* _Activity_: Filter these entries down to lines holding "辅助凭证表".

====== Dataset records

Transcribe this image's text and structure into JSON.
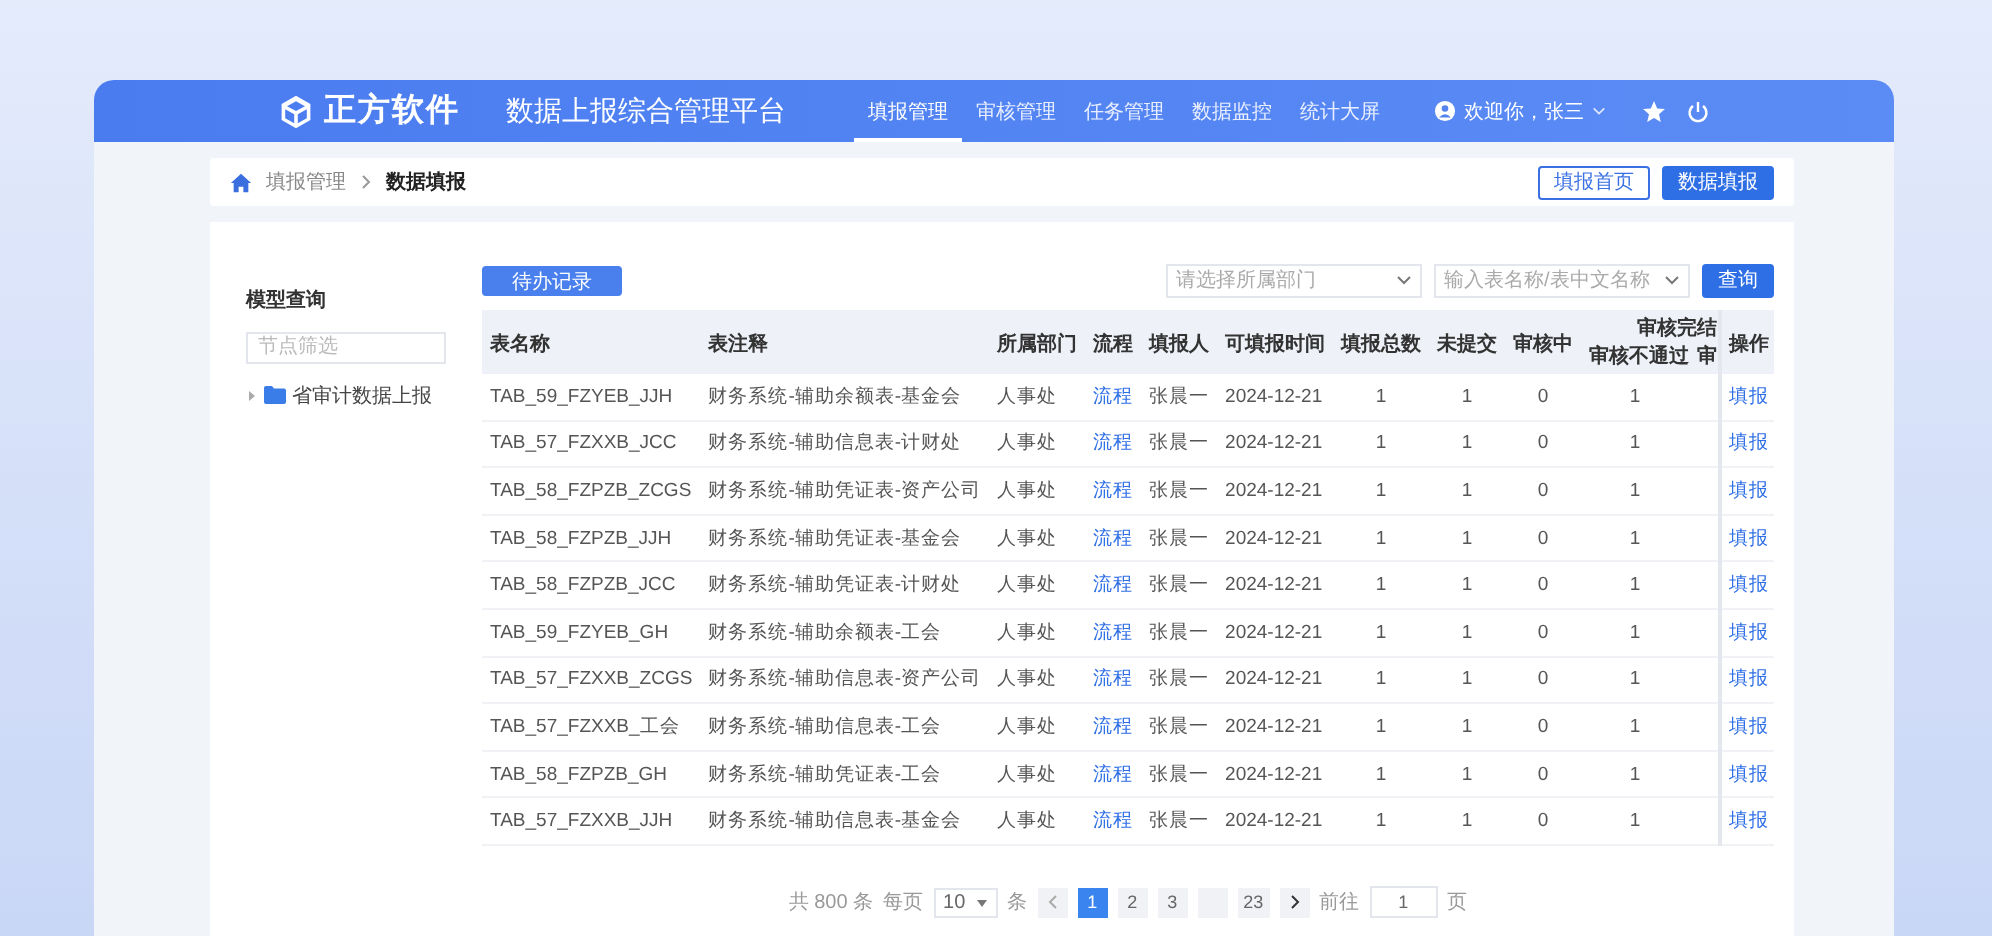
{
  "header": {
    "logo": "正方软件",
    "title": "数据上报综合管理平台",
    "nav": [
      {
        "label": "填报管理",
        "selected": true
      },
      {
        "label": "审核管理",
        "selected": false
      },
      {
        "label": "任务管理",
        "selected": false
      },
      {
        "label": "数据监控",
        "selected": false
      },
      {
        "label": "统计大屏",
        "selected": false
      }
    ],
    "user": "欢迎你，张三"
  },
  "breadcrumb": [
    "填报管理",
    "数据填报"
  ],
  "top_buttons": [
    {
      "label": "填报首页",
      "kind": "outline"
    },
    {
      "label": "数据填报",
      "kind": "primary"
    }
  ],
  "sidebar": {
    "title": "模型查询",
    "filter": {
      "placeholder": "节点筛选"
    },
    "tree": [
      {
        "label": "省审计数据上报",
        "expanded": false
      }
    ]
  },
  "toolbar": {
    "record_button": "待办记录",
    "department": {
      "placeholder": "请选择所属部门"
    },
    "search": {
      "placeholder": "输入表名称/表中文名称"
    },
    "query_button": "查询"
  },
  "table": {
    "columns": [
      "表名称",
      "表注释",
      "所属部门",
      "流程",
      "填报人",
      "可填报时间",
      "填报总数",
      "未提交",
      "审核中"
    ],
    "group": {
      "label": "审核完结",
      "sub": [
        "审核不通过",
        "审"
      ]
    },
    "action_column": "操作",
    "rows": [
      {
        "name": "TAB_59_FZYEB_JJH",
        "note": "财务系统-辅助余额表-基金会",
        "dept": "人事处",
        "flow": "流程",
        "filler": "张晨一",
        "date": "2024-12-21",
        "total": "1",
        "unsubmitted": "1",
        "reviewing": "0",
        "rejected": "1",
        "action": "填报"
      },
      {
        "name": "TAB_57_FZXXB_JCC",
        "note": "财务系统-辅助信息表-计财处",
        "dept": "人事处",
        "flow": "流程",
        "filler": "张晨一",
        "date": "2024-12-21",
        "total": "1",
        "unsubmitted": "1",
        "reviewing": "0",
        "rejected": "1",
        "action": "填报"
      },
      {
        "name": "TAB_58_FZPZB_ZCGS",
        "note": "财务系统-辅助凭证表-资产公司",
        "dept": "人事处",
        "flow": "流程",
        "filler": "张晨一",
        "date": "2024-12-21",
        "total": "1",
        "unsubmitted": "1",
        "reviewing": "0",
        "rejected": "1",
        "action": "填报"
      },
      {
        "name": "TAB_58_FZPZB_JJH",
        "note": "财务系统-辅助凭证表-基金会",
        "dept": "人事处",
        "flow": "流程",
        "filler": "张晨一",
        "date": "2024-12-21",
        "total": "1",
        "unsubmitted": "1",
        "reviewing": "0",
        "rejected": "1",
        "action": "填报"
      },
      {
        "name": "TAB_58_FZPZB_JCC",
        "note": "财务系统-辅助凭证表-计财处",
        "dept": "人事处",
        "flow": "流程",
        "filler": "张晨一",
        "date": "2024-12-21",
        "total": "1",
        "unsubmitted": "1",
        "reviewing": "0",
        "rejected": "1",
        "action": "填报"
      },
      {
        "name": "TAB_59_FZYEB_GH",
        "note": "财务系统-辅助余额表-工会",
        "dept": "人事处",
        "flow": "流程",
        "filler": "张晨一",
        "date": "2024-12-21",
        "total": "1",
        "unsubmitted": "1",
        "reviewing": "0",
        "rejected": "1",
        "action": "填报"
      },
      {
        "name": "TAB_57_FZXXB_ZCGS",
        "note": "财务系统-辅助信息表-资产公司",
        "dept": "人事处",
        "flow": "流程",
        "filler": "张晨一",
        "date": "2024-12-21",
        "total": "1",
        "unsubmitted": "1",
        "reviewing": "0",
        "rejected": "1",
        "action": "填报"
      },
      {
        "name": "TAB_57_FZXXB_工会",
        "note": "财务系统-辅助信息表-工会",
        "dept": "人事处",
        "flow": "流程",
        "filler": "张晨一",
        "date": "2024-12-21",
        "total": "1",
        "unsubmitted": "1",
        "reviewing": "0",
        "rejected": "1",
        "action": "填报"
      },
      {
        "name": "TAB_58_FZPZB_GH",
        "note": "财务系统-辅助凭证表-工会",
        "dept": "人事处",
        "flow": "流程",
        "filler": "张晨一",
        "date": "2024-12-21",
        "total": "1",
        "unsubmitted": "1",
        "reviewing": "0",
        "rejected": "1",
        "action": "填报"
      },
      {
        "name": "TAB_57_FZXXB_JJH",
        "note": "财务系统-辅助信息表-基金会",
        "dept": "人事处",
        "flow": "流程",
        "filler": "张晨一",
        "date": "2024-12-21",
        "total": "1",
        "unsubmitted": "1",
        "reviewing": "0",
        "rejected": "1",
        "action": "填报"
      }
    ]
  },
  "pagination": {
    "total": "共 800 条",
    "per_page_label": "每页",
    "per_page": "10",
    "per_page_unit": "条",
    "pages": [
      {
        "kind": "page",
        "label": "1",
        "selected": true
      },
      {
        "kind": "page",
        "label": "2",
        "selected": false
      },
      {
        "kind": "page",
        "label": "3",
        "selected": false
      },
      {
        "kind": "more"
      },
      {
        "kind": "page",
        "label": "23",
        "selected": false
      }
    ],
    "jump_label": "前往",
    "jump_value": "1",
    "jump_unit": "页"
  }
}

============
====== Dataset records

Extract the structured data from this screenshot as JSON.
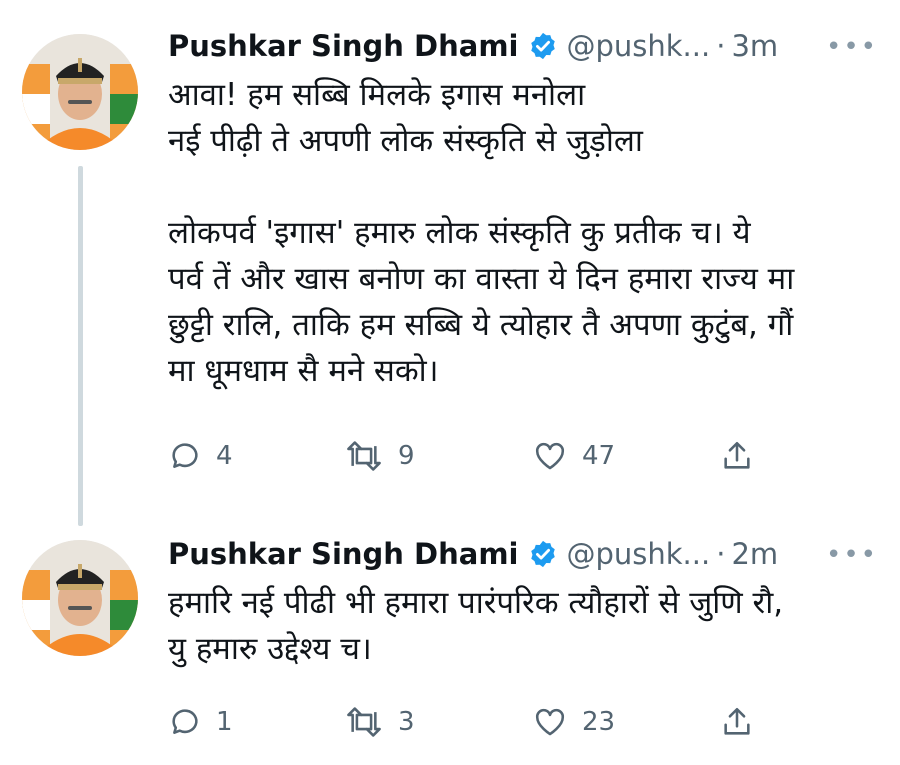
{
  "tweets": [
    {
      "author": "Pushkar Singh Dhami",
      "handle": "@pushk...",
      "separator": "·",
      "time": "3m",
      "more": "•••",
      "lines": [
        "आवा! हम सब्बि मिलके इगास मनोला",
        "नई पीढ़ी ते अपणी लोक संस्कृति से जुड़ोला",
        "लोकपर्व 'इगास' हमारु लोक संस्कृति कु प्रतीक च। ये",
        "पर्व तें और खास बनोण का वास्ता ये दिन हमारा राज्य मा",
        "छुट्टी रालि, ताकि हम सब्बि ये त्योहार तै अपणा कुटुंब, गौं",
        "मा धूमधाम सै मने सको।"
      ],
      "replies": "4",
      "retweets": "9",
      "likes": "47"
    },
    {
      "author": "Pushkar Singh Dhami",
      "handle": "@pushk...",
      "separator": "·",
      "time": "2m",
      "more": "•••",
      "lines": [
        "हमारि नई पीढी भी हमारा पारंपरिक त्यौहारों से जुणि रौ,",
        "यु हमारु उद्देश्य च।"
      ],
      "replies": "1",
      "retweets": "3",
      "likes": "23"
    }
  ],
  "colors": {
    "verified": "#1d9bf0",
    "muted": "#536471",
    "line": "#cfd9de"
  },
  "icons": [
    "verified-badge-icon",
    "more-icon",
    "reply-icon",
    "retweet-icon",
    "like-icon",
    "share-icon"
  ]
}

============

* _Your response_:
        "note": "财务系统-辅助凭证表-资产公司",
        "note": "财务系统-辅助凭证表-基金会",
        "note": "财务系统-辅助凭证表-计财处",
        "note": "财务系统-辅助凭证表-工会",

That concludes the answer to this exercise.